Americans are celebrating Independence Day just days after the Supreme Court upheld a principle that was key to the revolution that lead to independence.
The Supreme Court unanimously ruled the 4th Amendment requires that searching a mobile phone during an arrest is not legal without a warrant.
In an era where much of what can be known about us exists electronically and on devices we carry around, rather than stored in a file cabinet at home, this was a logical but vital clarification.
This country has had long standing support for individual privacy and an aversion to broad searches. We require law enforcement officials to state a specific reason to suspect a violation of law and to define and justify the scope of the search sufficient to convince a judge to approve it by signing a warrant.
The need for probable cause was the subject of a famous argument before a select audience at the State House in a Boston in 1761, while the United States was still a British colony. The controversy started when the British government used general writs of assistance to go door to door searching homes for customs violations without probable cause. James Otis's arguments that this violated the British constitution clarified for then legal student and future president John Adams, who was sitting in the audience, that government's ability to search without probable cause was a fundamental violation of civil liberties.
Adams's impression of Otis's unsuccessful arguments against writs of assistance and his belief that this case helped set the nation on its path toward independence was recorded in a letter to his wife in 1776 as the Bill of Rights and Declaration of Independence were being finalized and signed.
Despite the disagreement in the U.S. and Britain about whether search and seizure without probable cause violated the British constitution, strong protections against search and seizure became the 4th Amendment in the U.S. Bill of Rights.
Just days ago, the Supreme Court gave its ruling that where and how personal data is stored is not as important as the principle behind why our founders added protections against search and seizure. The Justices said that the same protections against searching someone's home apply to mobile devices.
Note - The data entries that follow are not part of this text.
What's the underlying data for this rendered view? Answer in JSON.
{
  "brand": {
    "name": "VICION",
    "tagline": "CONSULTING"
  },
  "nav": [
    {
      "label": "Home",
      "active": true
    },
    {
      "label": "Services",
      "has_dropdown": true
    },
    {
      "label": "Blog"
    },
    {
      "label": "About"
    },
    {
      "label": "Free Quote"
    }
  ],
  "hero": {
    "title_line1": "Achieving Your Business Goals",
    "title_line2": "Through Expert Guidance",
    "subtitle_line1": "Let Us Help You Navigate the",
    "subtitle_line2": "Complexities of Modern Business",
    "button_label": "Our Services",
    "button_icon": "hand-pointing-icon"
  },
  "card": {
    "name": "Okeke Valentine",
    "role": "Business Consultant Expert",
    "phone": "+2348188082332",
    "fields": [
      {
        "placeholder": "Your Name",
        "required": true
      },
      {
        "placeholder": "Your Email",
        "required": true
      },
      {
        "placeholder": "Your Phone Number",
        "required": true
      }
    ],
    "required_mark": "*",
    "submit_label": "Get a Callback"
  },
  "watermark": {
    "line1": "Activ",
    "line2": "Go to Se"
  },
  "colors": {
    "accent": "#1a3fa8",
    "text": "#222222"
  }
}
The unanimous decision said law enforcement must get court permission before searching messages, email and other data, even though a search might yield valuable information to an investigation. In such cases individual rights outweigh the convenience of the government.
At a time when it seems governments all over the world, including our own, are going too far in surveillance, censoring Internet access or removing online content, it is good to see a victory that upholds core principles of those who founded our country.
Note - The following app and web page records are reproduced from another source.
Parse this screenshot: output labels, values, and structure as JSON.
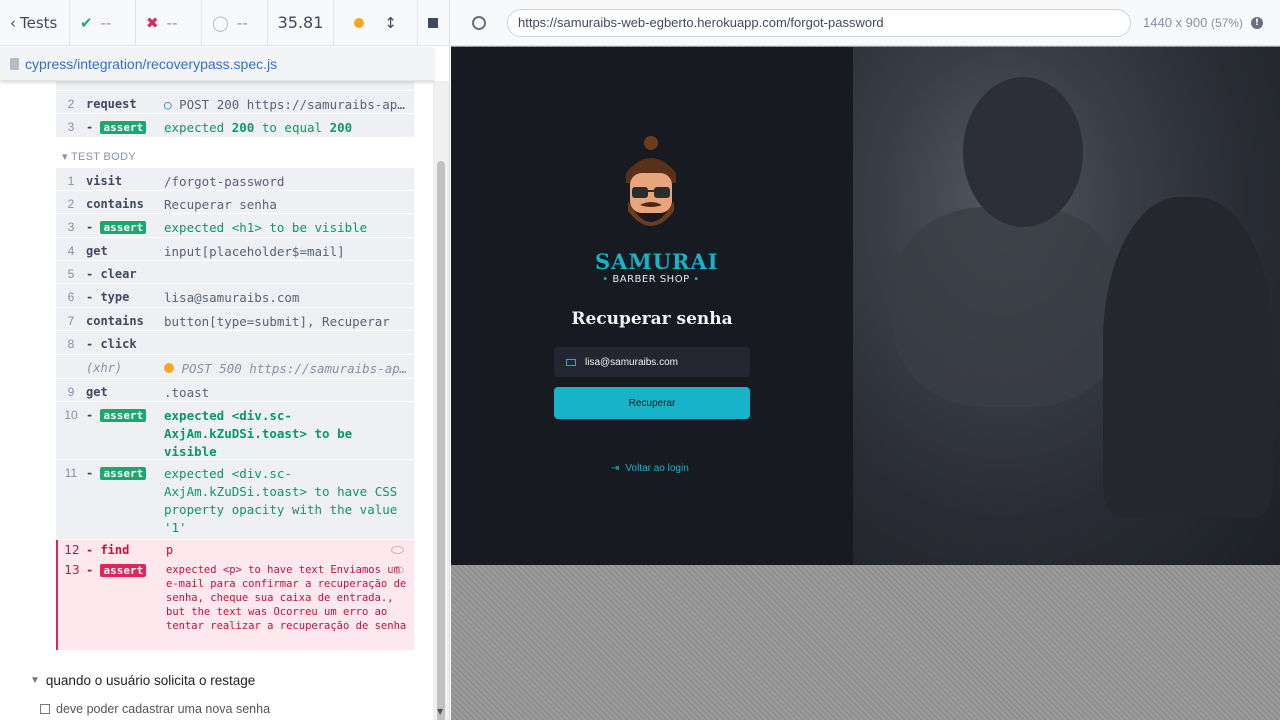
{
  "topbar": {
    "tests_label": "Tests",
    "passed": "--",
    "failed": "--",
    "pending": "--",
    "duration": "35.81"
  },
  "spec": {
    "path": "cypress/integration/recoverypass.spec.js"
  },
  "before_hook": [
    {
      "num": "2",
      "name": "request",
      "msg": "POST 200 https://samuraibs-ap…"
    },
    {
      "num": "3",
      "name": "- assert",
      "badge": "assert",
      "msg_parts": [
        "expected ",
        "200",
        " to equal ",
        "200"
      ]
    }
  ],
  "test_body_label": "TEST BODY",
  "commands": [
    {
      "num": "1",
      "name": "visit",
      "msg": "/forgot-password"
    },
    {
      "num": "2",
      "name": "contains",
      "msg": "Recuperar senha"
    },
    {
      "num": "3",
      "badge": "assert",
      "msg": "expected <h1> to be visible"
    },
    {
      "num": "4",
      "name": "get",
      "msg": "input[placeholder$=mail]"
    },
    {
      "num": "5",
      "name": "- clear",
      "msg": ""
    },
    {
      "num": "6",
      "name": "- type",
      "msg": "lisa@samuraibs.com"
    },
    {
      "num": "7",
      "name": "contains",
      "msg": "button[type=submit], Recuperar"
    },
    {
      "num": "8",
      "name": "- click",
      "msg": ""
    },
    {
      "num": "",
      "name": "(xhr)",
      "msg": "POST 500 https://samuraibs-ap…"
    },
    {
      "num": "9",
      "name": "get",
      "msg": ".toast"
    },
    {
      "num": "10",
      "badge": "assert",
      "msg": "expected <div.sc-AxjAm.kZuDSi.toast> to be visible"
    },
    {
      "num": "11",
      "badge": "assert",
      "msg": "expected <div.sc-AxjAm.kZuDSi.toast> to have CSS property opacity with the value '1'"
    }
  ],
  "failure": {
    "find_num": "12",
    "find_name": "- find",
    "find_msg": "p",
    "assert_num": "13",
    "assert_badge": "assert",
    "assert_msg": "expected <p> to have text Enviamos um e-mail para confirmar a recuperação de senha, cheque sua caixa de entrada., but the text was Ocorreu um erro ao tentar realizar a recuperação de senha"
  },
  "suite": {
    "title": "quando o usuário solicita o restage",
    "test": "deve poder cadastrar uma nova senha"
  },
  "browser": {
    "url": "https://samuraibs-web-egberto.herokuapp.com/forgot-password",
    "viewport": "1440 x 900",
    "zoom": "(57%)"
  },
  "app": {
    "brand": "SAMURAI",
    "brand_sub": "BARBER SHOP",
    "heading": "Recuperar senha",
    "email_value": "lisa@samuraibs.com",
    "submit_label": "Recuperar",
    "back_link": "Voltar ao login",
    "accent_color": "#17b3c8"
  }
}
Though the Supreme Court decision was unanimous, Justice Samuel Alito filed a concurrence, adding his own arguments that legislators must now take the lead in determining privacy rights instead of leaving it up to the courts to interpret. Those of us who have advocated for better checks and balances on government access to electronic data could not agree more.
Congress needs to still update electronic privacy laws and we still need to watch for how warrants are granted so that this step remains real oversight. How we store information is changing, but the expectation of privacy of that information has stood for nearly 250 years.
It's worth remembering our history this Independence Day weekend, understanding why this principle against search and seizure without probable cause was so important to our founders, and celebrating this victory.